One of the core issues in the globalization debate has been the question of the benefits and costs of globalization and their distribution. A fundamental problem with such inquiries, however, is their choice of indicators. Scholars have pointed out the limited reliability of GDP when it comes to measuring societal well-being for decades. Accordingly, it is worthwhile to analyze the question of the winners and losers of globalization anew. Can we identify a different distribution of benefits and costs of globalization if we use more comprehensive indicators of well-being?
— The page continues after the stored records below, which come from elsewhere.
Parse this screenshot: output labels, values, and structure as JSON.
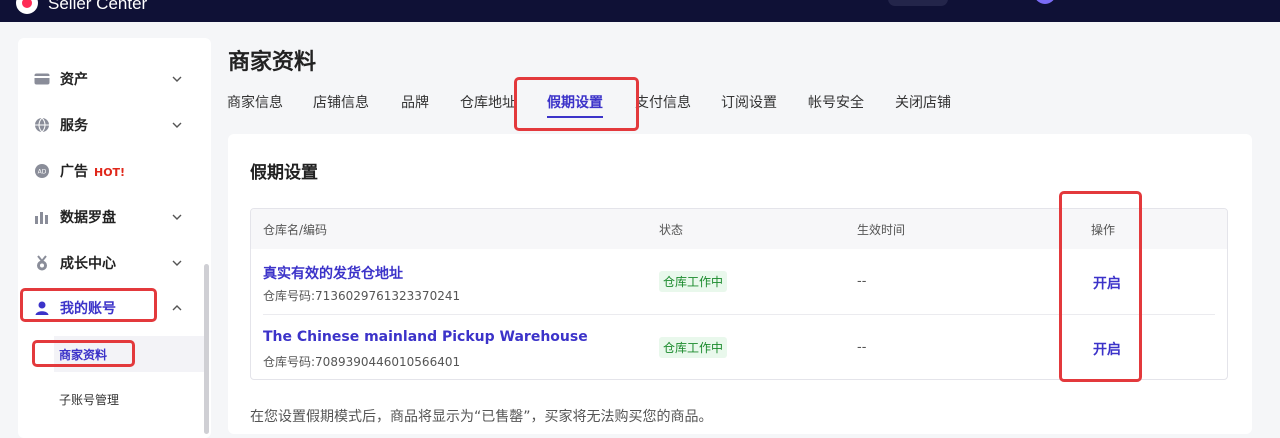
{
  "topbar": {
    "app_name": "Seller Center"
  },
  "sidebar": {
    "items": [
      {
        "label": "资产",
        "icon": "card-icon"
      },
      {
        "label": "服务",
        "icon": "globe-icon"
      },
      {
        "label": "广告",
        "icon": "ad-icon",
        "badge": "HOT!"
      },
      {
        "label": "数据罗盘",
        "icon": "bar-chart-icon"
      },
      {
        "label": "成长中心",
        "icon": "medal-icon"
      },
      {
        "label": "我的账号",
        "icon": "user-icon"
      }
    ],
    "sub_items": [
      {
        "label": "商家资料",
        "active": true
      },
      {
        "label": "子账号管理",
        "active": false
      }
    ]
  },
  "page": {
    "title": "商家资料"
  },
  "tabs": [
    {
      "label": "商家信息"
    },
    {
      "label": "店铺信息"
    },
    {
      "label": "品牌"
    },
    {
      "label": "仓库地址"
    },
    {
      "label": "假期设置",
      "active": true
    },
    {
      "label": "支付信息"
    },
    {
      "label": "订阅设置"
    },
    {
      "label": "帐号安全"
    },
    {
      "label": "关闭店铺"
    }
  ],
  "holiday": {
    "title": "假期设置",
    "columns": {
      "name": "仓库名/编码",
      "status": "状态",
      "effective": "生效时间",
      "action": "操作"
    },
    "rows": [
      {
        "name": "真实有效的发货仓地址",
        "code": "仓库号码:7136029761323370241",
        "status": "仓库工作中",
        "effective": "--",
        "action": "开启"
      },
      {
        "name": "The Chinese mainland Pickup Warehouse",
        "code": "仓库号码:7089390446010566401",
        "status": "仓库工作中",
        "effective": "--",
        "action": "开启"
      }
    ],
    "note": "在您设置假期模式后，商品将显示为“已售罄”，买家将无法购买您的商品。"
  },
  "colors": {
    "accent": "#3c33c9",
    "topbar": "#0f1136",
    "highlight": "#e3393c",
    "status_green": "#1a8a2c"
  }
}
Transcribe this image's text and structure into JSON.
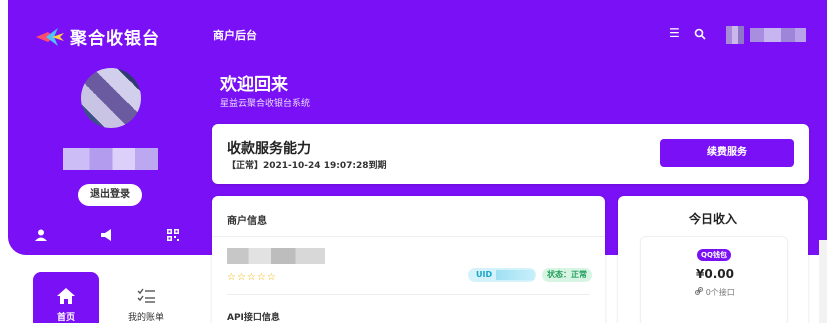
{
  "app": {
    "name": "聚合收银台"
  },
  "header": {
    "breadcrumb": "商户后台",
    "menu_icon": "menu-icon",
    "search_icon": "search-icon"
  },
  "profile": {
    "logout_label": "退出登录",
    "icons": [
      "user-icon",
      "megaphone-icon",
      "qrcode-icon"
    ]
  },
  "welcome": {
    "title": "欢迎回来",
    "subtitle": "星益云聚合收银台系统"
  },
  "service": {
    "title": "收款服务能力",
    "status_text": "【正常】2021-10-24 19:07:28到期",
    "renew_label": "续费服务"
  },
  "merchant": {
    "title": "商户信息",
    "rating": "☆☆☆☆☆",
    "uid_label": "UID",
    "status_label": "状态：正常",
    "api_title": "API接口信息"
  },
  "today": {
    "title": "今日收入",
    "badge": "QQ钱包",
    "amount": "¥0.00",
    "interfaces": "0个接口"
  },
  "nav": {
    "home_label": "首页",
    "bill_label": "我的账单"
  },
  "colors": {
    "primary": "#7a10f5",
    "uid_bg": "#d4f2fb",
    "status_bg": "#d8f5e4"
  }
}
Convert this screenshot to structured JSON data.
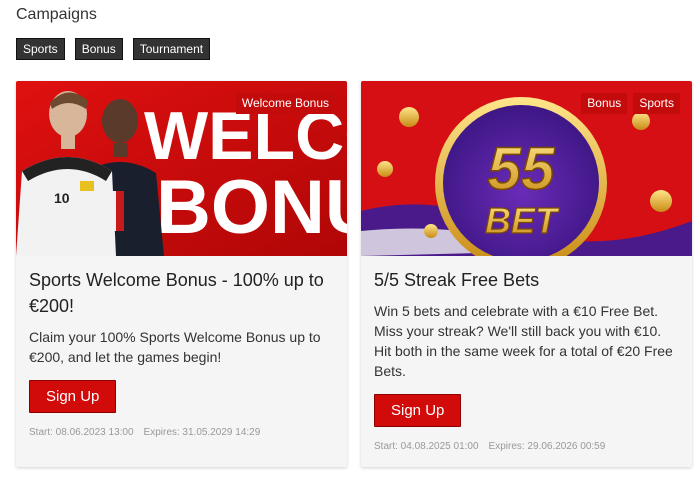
{
  "section": {
    "title": "Campaigns"
  },
  "filters": [
    {
      "label": "Sports"
    },
    {
      "label": "Bonus"
    },
    {
      "label": "Tournament"
    }
  ],
  "cards": [
    {
      "banner_text": {
        "line1": "WELCOM",
        "line2": "BONU"
      },
      "jersey_number": "10",
      "tags": [
        "Welcome Bonus"
      ],
      "title": "Sports Welcome Bonus - 100% up to €200!",
      "description": "Claim your 100% Sports Welcome Bonus up to €200, and let the games begin!",
      "button": "Sign Up",
      "start": "Start: 08.06.2023 13:00",
      "expires": "Expires: 31.05.2029 14:29"
    },
    {
      "banner_text": {
        "line1": "55",
        "line2": "BET"
      },
      "tags": [
        "Bonus",
        "Sports"
      ],
      "title": "5/5 Streak Free Bets",
      "description": "Win 5 bets and celebrate with a €10 Free Bet. Miss your streak? We'll still back you with €10. Hit both in the same week for a total of €20 Free Bets.",
      "button": "Sign Up",
      "start": "Start: 04.08.2025 01:00",
      "expires": "Expires: 29.06.2026 00:59"
    }
  ],
  "colors": {
    "accent": "#d10a0a",
    "chip_bg": "#333333",
    "card_bg": "#f5f5f5"
  }
}
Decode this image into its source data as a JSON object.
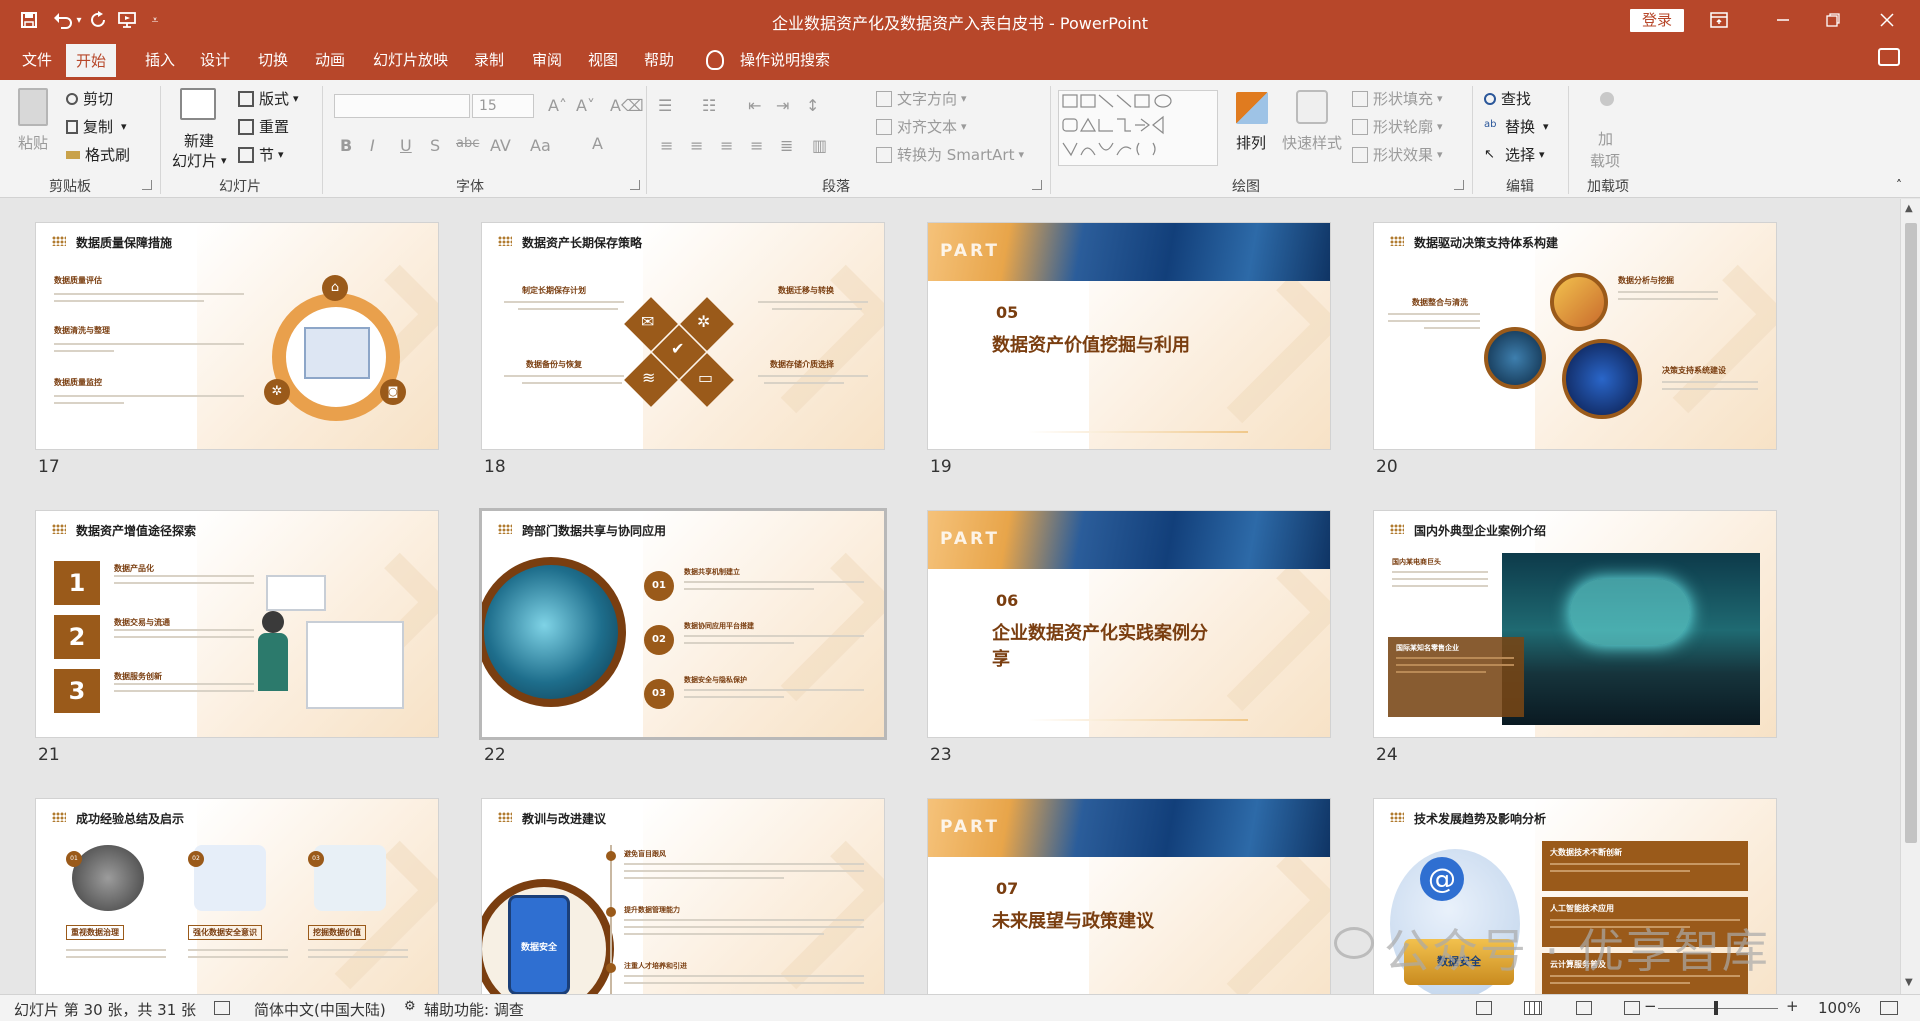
{
  "window": {
    "title": "企业数据资产化及数据资产入表白皮书 - PowerPoint",
    "login_label": "登录"
  },
  "quick_access": [
    "save-icon",
    "undo-icon",
    "redo-icon",
    "slideshow-from-start-icon",
    "customize-icon"
  ],
  "tabs": [
    {
      "label": "文件",
      "active": false
    },
    {
      "label": "开始",
      "active": true
    },
    {
      "label": "插入",
      "active": false
    },
    {
      "label": "设计",
      "active": false
    },
    {
      "label": "切换",
      "active": false
    },
    {
      "label": "动画",
      "active": false
    },
    {
      "label": "幻灯片放映",
      "active": false
    },
    {
      "label": "录制",
      "active": false
    },
    {
      "label": "审阅",
      "active": false
    },
    {
      "label": "视图",
      "active": false
    },
    {
      "label": "帮助",
      "active": false
    }
  ],
  "tell_me": "操作说明搜索",
  "ribbon": {
    "clipboard": {
      "label": "剪贴板",
      "paste": "粘贴",
      "cut": "剪切",
      "copy": "复制",
      "format_painter": "格式刷"
    },
    "slides": {
      "label": "幻灯片",
      "new_slide_1": "新建",
      "new_slide_2": "幻灯片",
      "layout": "版式",
      "reset": "重置",
      "section": "节"
    },
    "font": {
      "label": "字体",
      "font_name": "",
      "font_size": "15"
    },
    "paragraph": {
      "label": "段落",
      "text_direction": "文字方向",
      "align_text": "对齐文本",
      "smartart": "转换为 SmartArt"
    },
    "drawing": {
      "label": "绘图",
      "arrange": "排列",
      "quick_styles": "快速样式",
      "shape_fill": "形状填充",
      "shape_outline": "形状轮廓",
      "shape_effects": "形状效果"
    },
    "editing": {
      "label": "编辑",
      "find": "查找",
      "replace": "替换",
      "select": "选择"
    },
    "addins": {
      "label": "加载项",
      "addins_1": "加",
      "addins_2": "载项"
    }
  },
  "slides": [
    {
      "num": "17",
      "title": "数据质量保障措施",
      "items": [
        "数据质量评估",
        "数据清洗与整理",
        "数据质量监控"
      ]
    },
    {
      "num": "18",
      "title": "数据资产长期保存策略",
      "items": [
        "制定长期保存计划",
        "数据迁移与转换",
        "数据备份与恢复",
        "数据存储介质选择"
      ]
    },
    {
      "num": "19",
      "part": "PART",
      "part_num": "05",
      "title": "数据资产价值挖掘与利用"
    },
    {
      "num": "20",
      "title": "数据驱动决策支持体系构建",
      "items": [
        "数据分析与挖掘",
        "数据整合与清洗",
        "决策支持系统建设"
      ]
    },
    {
      "num": "21",
      "title": "数据资产增值途径探索",
      "items": [
        "数据产品化",
        "数据交易与流通",
        "数据服务创新"
      ],
      "badges": [
        "1",
        "2",
        "3"
      ]
    },
    {
      "num": "22",
      "title": "跨部门数据共享与协同应用",
      "items": [
        "数据共享机制建立",
        "数据协同应用平台搭建",
        "数据安全与隐私保护"
      ],
      "badges": [
        "01",
        "02",
        "03"
      ]
    },
    {
      "num": "23",
      "part": "PART",
      "part_num": "06",
      "title": "企业数据资产化实践案例分享"
    },
    {
      "num": "24",
      "title": "国内外典型企业案例介绍",
      "items": [
        "国内某电商巨头",
        "国际某知名零售企业"
      ]
    },
    {
      "num": "",
      "title": "成功经验总结及启示",
      "items": [
        "重视数据治理",
        "强化数据安全意识",
        "挖掘数据价值"
      ],
      "badges": [
        "01",
        "02",
        "03"
      ]
    },
    {
      "num": "",
      "title": "教训与改进建议",
      "items": [
        "避免盲目跟风",
        "提升数据管理能力",
        "注重人才培养和引进"
      ],
      "phone_text": "数据安全"
    },
    {
      "num": "",
      "part": "PART",
      "part_num": "07",
      "title": "未来展望与政策建议"
    },
    {
      "num": "",
      "title": "技术发展趋势及影响分析",
      "items": [
        "大数据技术不断创新",
        "人工智能技术应用",
        "云计算服务普及"
      ],
      "image_text": "数据安全"
    }
  ],
  "status": {
    "slide_info": "幻灯片 第 30 张，共 31 张",
    "language": "简体中文(中国大陆)",
    "accessibility": "辅助功能: 调查",
    "zoom": "100%"
  },
  "watermark": "公众号 · 优享智库",
  "colors": {
    "accent": "#b7472a",
    "brown": "#9a5a1a",
    "ribbon_bg": "#f3f3f3",
    "part_blue": "#123f7a"
  }
}
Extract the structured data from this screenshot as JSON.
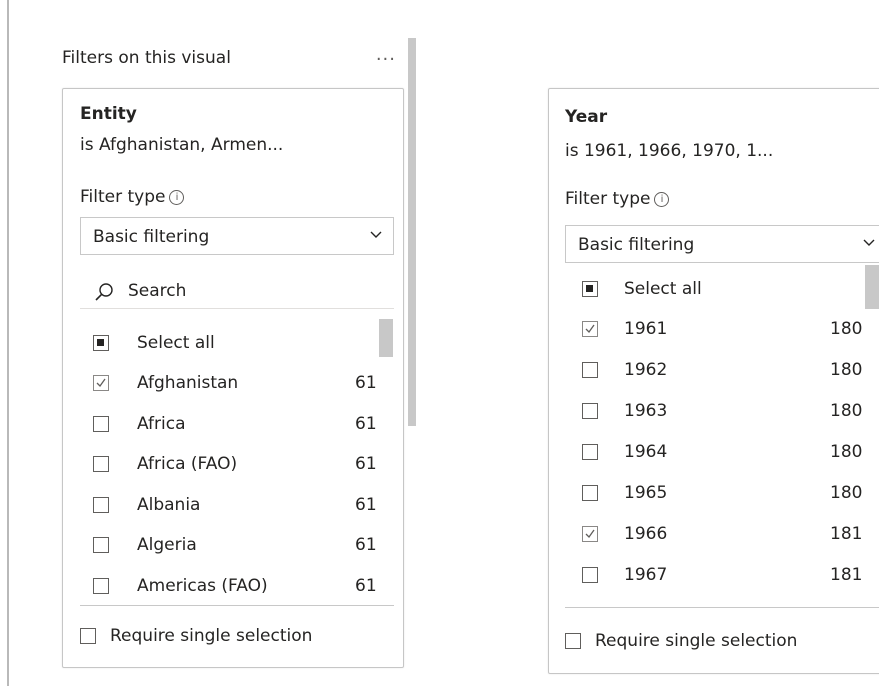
{
  "pane": {
    "title": "Filters on this visual",
    "more_label": "..."
  },
  "filters": [
    {
      "field": "Entity",
      "summary": "is Afghanistan, Armen...",
      "filter_type_label": "Filter type",
      "filter_type_value": "Basic filtering",
      "search_placeholder": "Search",
      "select_all": "Select all",
      "items": [
        {
          "name": "Afghanistan",
          "count": "61",
          "checked": true
        },
        {
          "name": "Africa",
          "count": "61",
          "checked": false
        },
        {
          "name": "Africa (FAO)",
          "count": "61",
          "checked": false
        },
        {
          "name": "Albania",
          "count": "61",
          "checked": false
        },
        {
          "name": "Algeria",
          "count": "61",
          "checked": false
        },
        {
          "name": "Americas (FAO)",
          "count": "61",
          "checked": false
        }
      ],
      "require_single": "Require single selection"
    },
    {
      "field": "Year",
      "summary": "is 1961, 1966, 1970, 1...",
      "filter_type_label": "Filter type",
      "filter_type_value": "Basic filtering",
      "select_all": "Select all",
      "items": [
        {
          "name": "1961",
          "count": "180",
          "checked": true
        },
        {
          "name": "1962",
          "count": "180",
          "checked": false
        },
        {
          "name": "1963",
          "count": "180",
          "checked": false
        },
        {
          "name": "1964",
          "count": "180",
          "checked": false
        },
        {
          "name": "1965",
          "count": "180",
          "checked": false
        },
        {
          "name": "1966",
          "count": "181",
          "checked": true
        },
        {
          "name": "1967",
          "count": "181",
          "checked": false
        }
      ],
      "require_single": "Require single selection"
    }
  ],
  "icons": {
    "info": "info-icon",
    "chevron": "chevron-down-icon",
    "search": "search-icon",
    "more": "more-options-icon"
  },
  "colors": {
    "border": "#c6c6c6",
    "text": "#252423",
    "scrollbar": "#c8c8c8"
  }
}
A joint research project of Prof. Doris Fuchs, Prof. Markus Lederer, Prof. Bernd Schlipphak, Prof. Oliver Treib and Dr. Le Anh Long seeks to answer this question. To this end, the rapidly expanding literature on indicators of well-being, quality of life, happiness and sustainability needs to be scrutinized. On this basis, the substantive strengths and weaknesses of the different indicators will be compared and questions of data availability clarified. Then, two most promising indicators will be identified and employed in cross-sectional time series analyses to empirically assess the distribution of the benefits and costs of globalization. The results achieved will provide interesting insights in two respects: First, the results will reveal the distribution of the benefits and costs of globalization on a more reliable basis than previous studies. Secondly, the results will show to what extent a use of different indicators of well-being leads to results that significantly diverge from the results of studies using GDP-related indicators. Thereby, they will provide first indications of the extent to which previous scientific insights drawn from GDP-related indicators need to be reconsidered.